[IWE] The Real Cost and the TED Spread.

D. Scott Katzer iwe@warhead.org.uk
Thu, 25 Sep 2008 22:31:15 -0400

Hi Jay and All,

Jay Mehaffey wrote:
> That brings up an interesting point that I have not seen addressed yet.
> Which is, what is the real value of these securities?

Krugman talked a little bit about this in his blog yesterday:

"3. Even if it works, the system will remain badly undercapitalized.

Realistic estimates say that there will be $800 billion or more of real, 
medium-term — not fire-sale — losses on home mortgages. Only around $480 
billion have been acknowledged by financial institutions so far. So even 
if the fire-sale discount is removed, we’ll still have a crippled 
system. And Paulson is offering nothing to fix that — unless he ends up 
paying much more than the paper is worth, by any standard."

In one of his comments today, he mentions the "TED Spread" and links to 
a Bloomberg chart:


If you look at the 5 year chart (hit the 5yr button at the top), you'll 
see the spread was < 0.5% until August 2007 when it jumped above 1% (I 
haven't checked to see what happened in the news then, but I think it 
was related to earlier worries about mortgages).  On September 15, it 
jumped above 2%.  Yesterday it was above 3%.

According to Wikipedia, the TED Spread is the difference of interest 
rates between 3-month Treasury Bills and the 3 month LIBOR rate and so 
is an indication of perceived credit risk.  It's indicating that short 
term loans have gotten very much more expensive recently.  How much of 
it is driven by speculators, I can't say...


With the political machinations going on regarding this bailout (Thanks 
St. John!), Krugman's expecting another spike in the TED spread 
tomorrow.  Since tomorrow is also a Friday, and since many people don't 
like waiting for bad news over the weekend, I also wouldn't be surprised 
if the markets were very volatile tomorrow.

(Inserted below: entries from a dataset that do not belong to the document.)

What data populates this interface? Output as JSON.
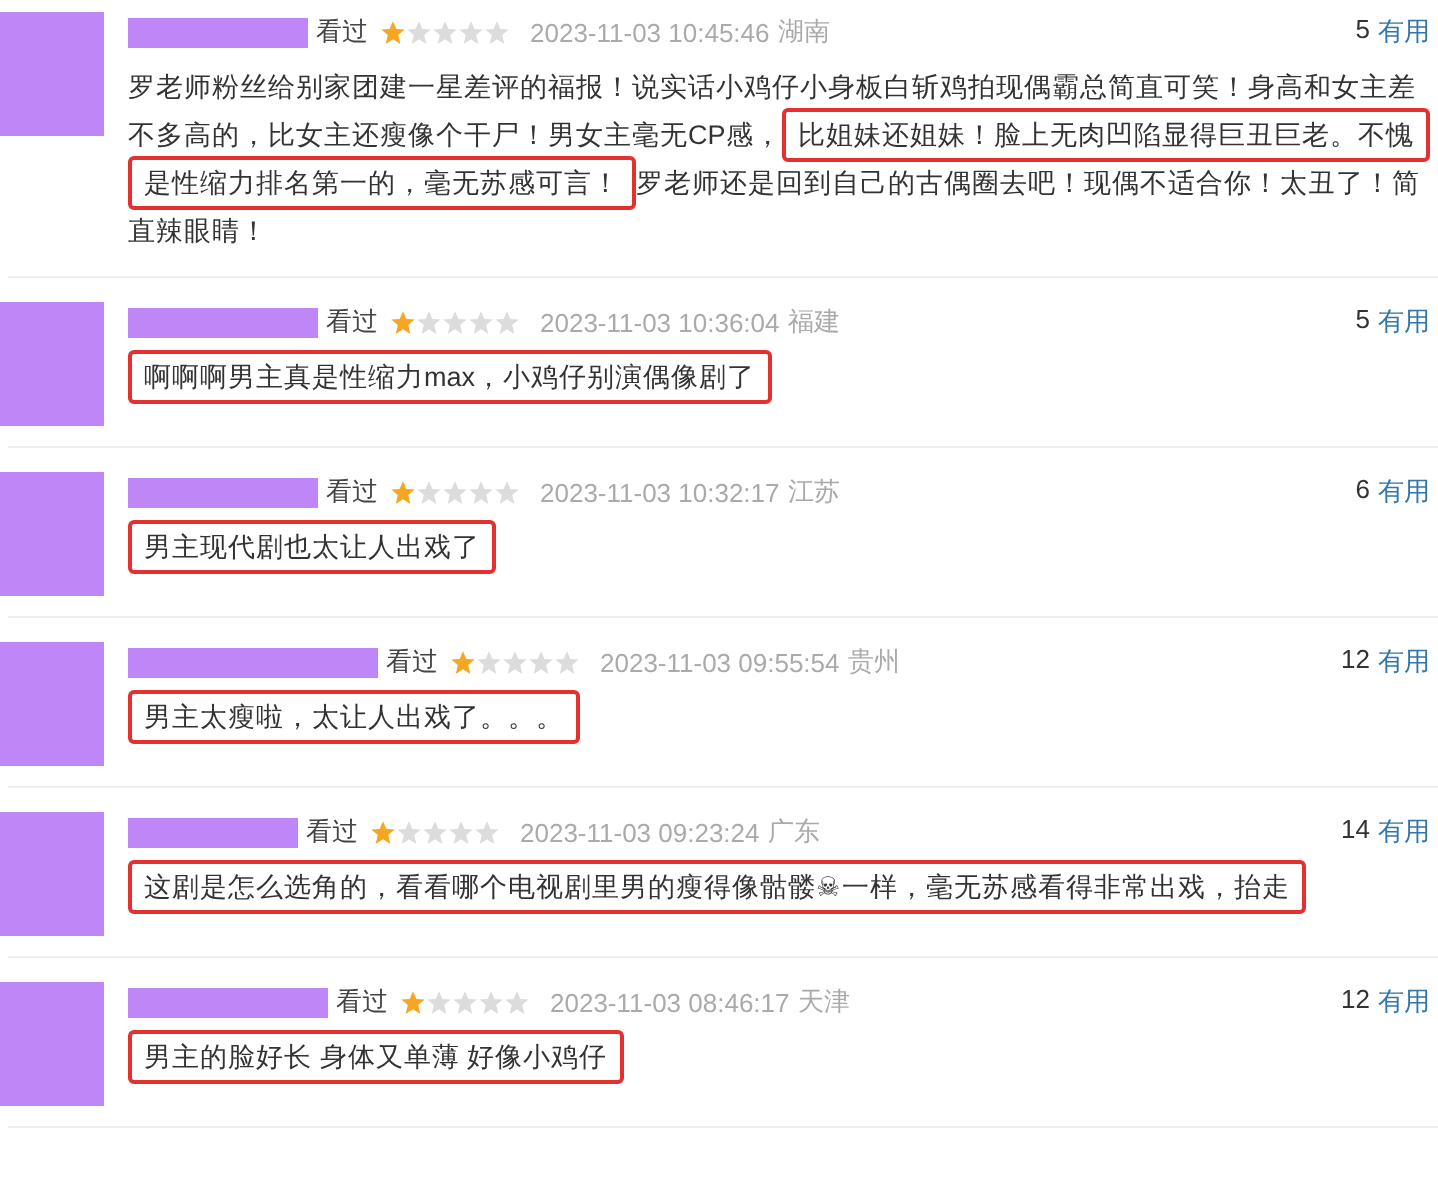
{
  "comments": [
    {
      "status": "看过",
      "stars": 1,
      "time": "2023-11-03 10:45:46",
      "location": "湖南",
      "votes": "5",
      "vote_label": "有用",
      "body": [
        {
          "text": "罗老师粉丝给别家团建一星差评的福报！说实话小鸡仔小身板白斩鸡拍现偶霸总简直可笑！身高和女主差不多高的，比女主还瘦像个干尸！男女主毫无CP感，",
          "highlighted": false
        },
        {
          "text": "比姐妹还姐妹！脸上无肉凹陷显得巨丑巨老。不愧是性缩力排名第一的，毫无苏感可言！",
          "highlighted": true
        },
        {
          "text": "罗老师还是回到自己的古偶圈去吧！现偶不适合你！太丑了！简直辣眼睛！",
          "highlighted": false
        }
      ]
    },
    {
      "status": "看过",
      "stars": 1,
      "time": "2023-11-03 10:36:04",
      "location": "福建",
      "votes": "5",
      "vote_label": "有用",
      "body": [
        {
          "text": "啊啊啊男主真是性缩力max，小鸡仔别演偶像剧了",
          "highlighted": true
        }
      ]
    },
    {
      "status": "看过",
      "stars": 1,
      "time": "2023-11-03 10:32:17",
      "location": "江苏",
      "votes": "6",
      "vote_label": "有用",
      "body": [
        {
          "text": "男主现代剧也太让人出戏了",
          "highlighted": true
        }
      ]
    },
    {
      "status": "看过",
      "stars": 1,
      "time": "2023-11-03 09:55:54",
      "location": "贵州",
      "votes": "12",
      "vote_label": "有用",
      "body": [
        {
          "text": "男主太瘦啦，太让人出戏了。。。",
          "highlighted": true
        }
      ]
    },
    {
      "status": "看过",
      "stars": 1,
      "time": "2023-11-03 09:23:24",
      "location": "广东",
      "votes": "14",
      "vote_label": "有用",
      "body": [
        {
          "text": "这剧是怎么选角的，看看哪个电视剧里男的瘦得像骷髅☠一样，毫无苏感看得非常出戏，抬走",
          "highlighted": true
        }
      ]
    },
    {
      "status": "看过",
      "stars": 1,
      "time": "2023-11-03 08:46:17",
      "location": "天津",
      "votes": "12",
      "vote_label": "有用",
      "body": [
        {
          "text": "男主的脸好长 身体又单薄 好像小鸡仔",
          "highlighted": true
        }
      ]
    }
  ]
}
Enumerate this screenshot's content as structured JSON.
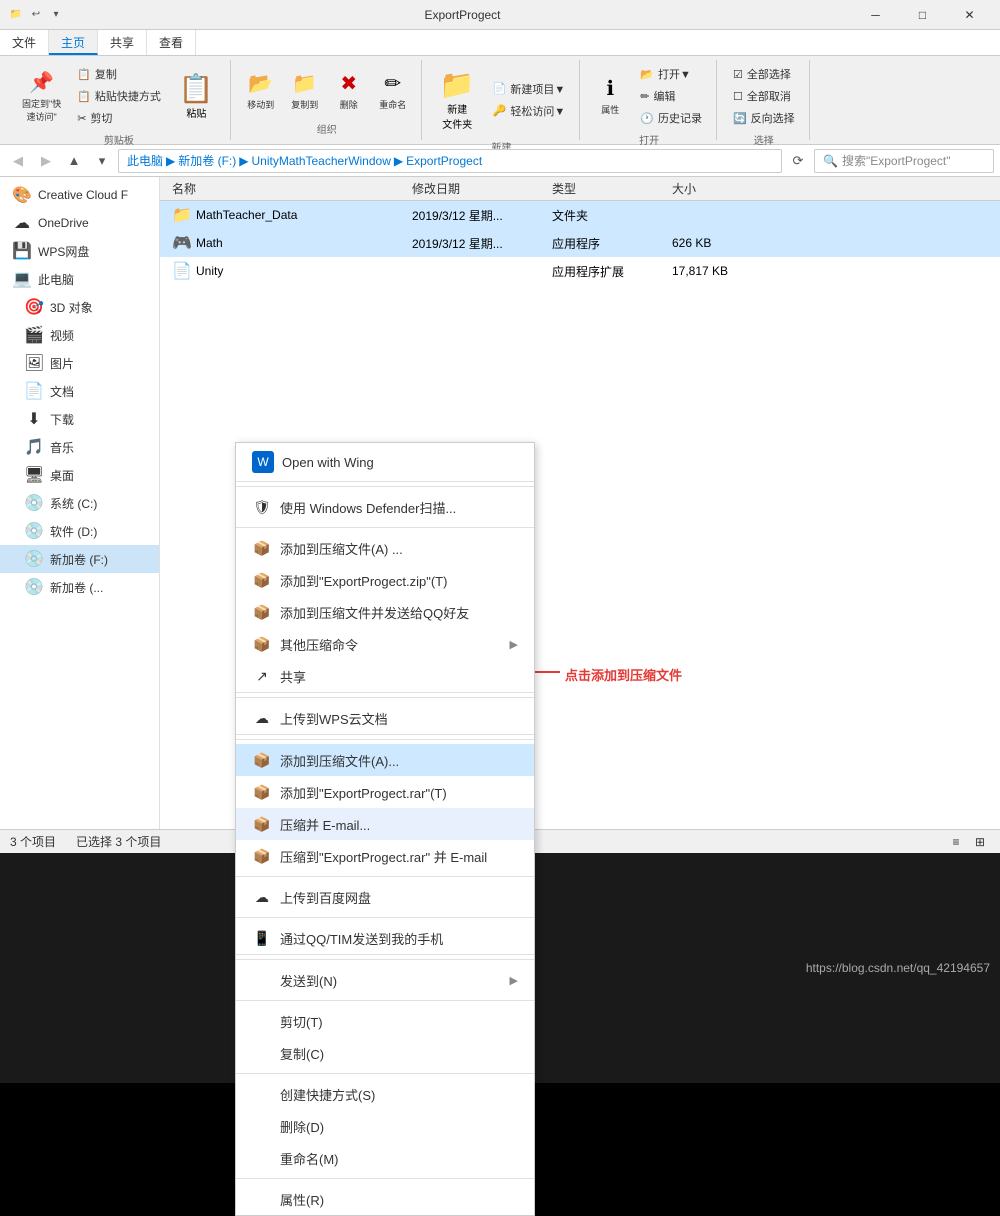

Oh, and JP Morgan/Chase just took over Washington Mutual...

Interesting times...  :-(